I will argue that in her eleven elegies Sulpicia depicts herself as a dynamic, self-actualizing visual spectacle. Then, more briefly, I will maintain that Sulpicia's mode of self-representation contrasts with the tendency of Ovid and the other male elegists to portray their female inamoratae as immobile, passive art objects. In this context, I will contend that in the first book of the Ars amatoria Ovid evokes the opening two lines of the first Sulpicia elegy, 3.8, so as to recall, much as he does in both the Amores and Metamorphoses, Sulpicia's elegies. I will claim as well that he does so to critique Sulpicia's verses, unfavorably commenting upon the dynamic, self-actualizing, physically appealing, expensively adorned, and erotically successful female persona central to the visual spectacle these verses create.
An attention-arresting elegiac couplet begins the first of the eleven Sulpicia elegies: Sulpicia est tibi culta tuis, Mars magne, kalendis / spectatum e caelo, si sapis, ipse veni (Great god Mars, Sulpicia is arrayed for you on your Kalends. If you have any discernment, come down from heaven to look at her yourself).4 Summoning the god Mars on the first day of 'his' own month, the poem commences with the poet's own name in the [End Page 195] nominative case, Sulpicia, immediately establishing her as the sentence's subject. The second line opens with the rare (and, not insignificantly, metrically elided) supine spectatum (in order to look at), immediately characterizing her as engaged in public performance.
The eleven elegies that these two lines introduce represent Sulpicia in performance, as a physically attractive visual spectacle.
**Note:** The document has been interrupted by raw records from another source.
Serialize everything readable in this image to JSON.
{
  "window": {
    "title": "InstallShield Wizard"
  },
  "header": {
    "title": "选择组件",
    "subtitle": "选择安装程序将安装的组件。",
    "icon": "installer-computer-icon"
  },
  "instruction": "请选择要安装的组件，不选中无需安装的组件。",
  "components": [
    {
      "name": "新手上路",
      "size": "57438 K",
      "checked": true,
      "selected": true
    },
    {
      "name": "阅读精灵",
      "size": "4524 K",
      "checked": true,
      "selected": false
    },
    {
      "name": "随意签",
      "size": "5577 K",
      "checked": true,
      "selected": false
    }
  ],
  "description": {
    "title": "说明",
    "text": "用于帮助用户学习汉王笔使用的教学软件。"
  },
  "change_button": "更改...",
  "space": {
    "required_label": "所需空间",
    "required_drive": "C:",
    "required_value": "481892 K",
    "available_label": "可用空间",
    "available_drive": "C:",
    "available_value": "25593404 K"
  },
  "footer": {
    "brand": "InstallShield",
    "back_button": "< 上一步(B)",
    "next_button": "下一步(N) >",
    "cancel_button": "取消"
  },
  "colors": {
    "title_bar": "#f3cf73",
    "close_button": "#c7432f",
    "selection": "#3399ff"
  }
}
Lines 5 and 6 of elegy 8 initially foreground her eyes themselves as firepower for the god Amor: "From her eyes [illius ex oculis], when he wishes to set the gods on fire, fierce Love lights his twin torches." The rest of the elegy, describing Sulpicia in the third person and thereby underscoring her qualities as a visualized object, emphasizes Sulpicia's active physical movements and changes of appearance while viewed, indeed gazed upon, by Mars.5 Its next eight lines call special attention to her physical attractiveness through an etymological figure incorporating a personified noun, impersonal verb, and adverb which derive from the stem dec- (to be attractive, look good).6 Lines 7 and 8 note that "attractiveness [Decor] stealthily grooms and follows behind her whatever she performs [agit], wherever she wends her way [quoquo vestigia movit]." Lines 9 and 10 assert "if she loosens her hair, it is attractive [decet] for her to wear flowing tresses; if she arranges it, she must be revered." Lines 11 and 12 claim that "she sets hearts aflame, if she has wished to go out [procedere] in a Tyrian gown; she sets hearts aflame, if she comes out [venit] gleaming white in a snowy robe." Lines 13 and 14 then liken the physical appeal bestowed on Sulpicia by her varied wardrobe to that of the Olympian deity Vertumnus, "who wears a thousand modes of dress, and wears a thousand attractively [decenter]."
The next six lines describe the expensive Tyrian wools, Arabian fragrances, and Indian gems that adorn Sulpicia. Finally, four...